§ WHAT YOU WILL DO:
Using the entries below, copy out all lines where "image" is found.

RECORDS SUPPLIED Start Marker

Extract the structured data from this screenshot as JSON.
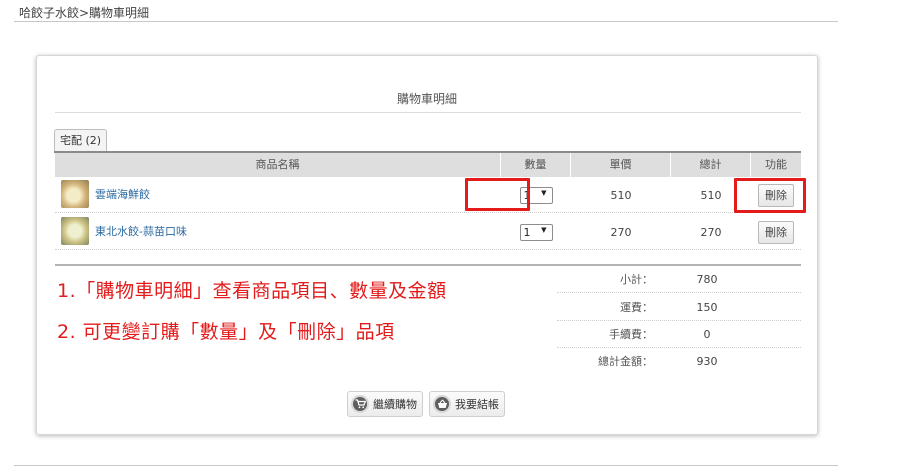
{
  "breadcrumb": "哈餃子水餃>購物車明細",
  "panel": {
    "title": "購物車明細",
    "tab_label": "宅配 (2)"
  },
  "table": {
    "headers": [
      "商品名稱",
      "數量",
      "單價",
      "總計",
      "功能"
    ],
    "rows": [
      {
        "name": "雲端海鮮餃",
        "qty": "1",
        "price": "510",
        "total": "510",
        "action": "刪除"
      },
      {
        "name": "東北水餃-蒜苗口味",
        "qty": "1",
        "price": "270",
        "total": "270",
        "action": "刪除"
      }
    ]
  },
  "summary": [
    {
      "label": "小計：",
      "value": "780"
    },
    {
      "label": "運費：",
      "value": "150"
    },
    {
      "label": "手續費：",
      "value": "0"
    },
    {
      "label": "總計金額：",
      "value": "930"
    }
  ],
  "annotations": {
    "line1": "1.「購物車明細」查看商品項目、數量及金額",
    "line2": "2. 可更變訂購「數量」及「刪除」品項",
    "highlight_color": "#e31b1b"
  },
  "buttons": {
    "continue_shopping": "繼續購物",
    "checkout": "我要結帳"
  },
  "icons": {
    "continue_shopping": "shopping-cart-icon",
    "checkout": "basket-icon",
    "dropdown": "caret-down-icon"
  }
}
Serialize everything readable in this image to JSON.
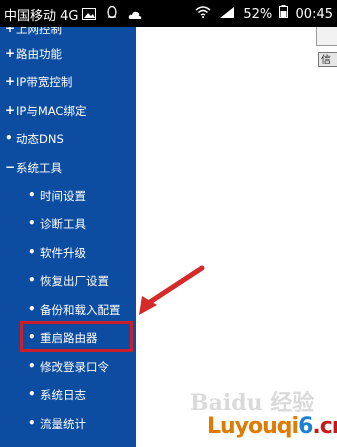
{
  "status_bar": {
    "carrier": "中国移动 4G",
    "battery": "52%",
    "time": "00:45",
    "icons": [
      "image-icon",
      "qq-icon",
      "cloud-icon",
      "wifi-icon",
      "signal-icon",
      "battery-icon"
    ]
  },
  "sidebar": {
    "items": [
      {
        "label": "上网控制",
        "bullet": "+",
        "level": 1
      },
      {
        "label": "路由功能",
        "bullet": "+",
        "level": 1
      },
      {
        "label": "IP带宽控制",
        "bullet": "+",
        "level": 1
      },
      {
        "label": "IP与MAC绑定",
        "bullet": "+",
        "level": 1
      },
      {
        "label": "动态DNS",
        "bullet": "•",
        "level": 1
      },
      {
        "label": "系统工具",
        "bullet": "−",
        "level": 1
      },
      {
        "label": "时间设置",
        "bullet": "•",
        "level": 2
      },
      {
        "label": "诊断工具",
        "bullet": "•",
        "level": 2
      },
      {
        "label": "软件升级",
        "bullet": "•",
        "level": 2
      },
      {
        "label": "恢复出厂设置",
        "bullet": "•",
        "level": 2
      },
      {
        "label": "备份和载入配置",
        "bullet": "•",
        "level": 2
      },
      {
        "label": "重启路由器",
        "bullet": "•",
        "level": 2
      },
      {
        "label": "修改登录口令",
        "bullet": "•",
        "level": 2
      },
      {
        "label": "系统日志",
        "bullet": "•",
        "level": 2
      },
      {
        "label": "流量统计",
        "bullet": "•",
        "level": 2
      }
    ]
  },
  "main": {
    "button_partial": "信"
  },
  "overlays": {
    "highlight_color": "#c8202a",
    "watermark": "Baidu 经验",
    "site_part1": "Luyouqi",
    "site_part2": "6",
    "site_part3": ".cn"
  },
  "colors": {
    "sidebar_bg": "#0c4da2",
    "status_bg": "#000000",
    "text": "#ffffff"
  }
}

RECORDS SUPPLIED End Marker

§ RESULT:
Serialize everything readable in this image to JSON.
      "image-icon",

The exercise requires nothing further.